◆ **TASK DESCRIPTION**
Each line of the listing below that includes "Srivastava" should be reported.

◆ **EXTRACTED DATA**
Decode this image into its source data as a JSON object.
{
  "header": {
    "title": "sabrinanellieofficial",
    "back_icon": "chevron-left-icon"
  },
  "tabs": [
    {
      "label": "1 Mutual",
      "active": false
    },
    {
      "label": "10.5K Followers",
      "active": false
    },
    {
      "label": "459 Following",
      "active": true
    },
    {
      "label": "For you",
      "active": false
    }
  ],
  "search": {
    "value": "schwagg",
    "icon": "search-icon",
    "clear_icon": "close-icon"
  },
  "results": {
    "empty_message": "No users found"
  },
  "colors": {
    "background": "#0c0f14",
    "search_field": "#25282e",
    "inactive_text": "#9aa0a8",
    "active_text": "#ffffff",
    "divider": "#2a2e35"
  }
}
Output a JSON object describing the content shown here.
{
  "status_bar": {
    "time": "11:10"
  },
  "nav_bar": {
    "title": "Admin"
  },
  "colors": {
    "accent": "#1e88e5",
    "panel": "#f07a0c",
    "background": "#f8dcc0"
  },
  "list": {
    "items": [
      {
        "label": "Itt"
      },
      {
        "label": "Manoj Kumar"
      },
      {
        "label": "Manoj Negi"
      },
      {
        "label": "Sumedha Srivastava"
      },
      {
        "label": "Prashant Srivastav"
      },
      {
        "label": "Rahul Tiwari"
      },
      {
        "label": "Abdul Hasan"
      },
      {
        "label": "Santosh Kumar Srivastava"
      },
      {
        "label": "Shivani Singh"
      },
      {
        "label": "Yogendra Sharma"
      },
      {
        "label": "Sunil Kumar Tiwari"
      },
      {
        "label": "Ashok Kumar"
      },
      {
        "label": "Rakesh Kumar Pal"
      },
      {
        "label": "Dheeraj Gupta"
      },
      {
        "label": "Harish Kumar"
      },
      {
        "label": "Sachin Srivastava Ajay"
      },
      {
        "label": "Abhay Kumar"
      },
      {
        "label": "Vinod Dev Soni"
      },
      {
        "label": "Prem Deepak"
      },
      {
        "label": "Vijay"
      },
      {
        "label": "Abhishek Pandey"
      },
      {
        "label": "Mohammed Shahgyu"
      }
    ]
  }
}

◆ **YOUR SOLUTION**
        "label": "Sumedha Srivastava"
        "label": "Santosh Kumar Srivastava"
        "label": "Sachin Srivastava Ajay"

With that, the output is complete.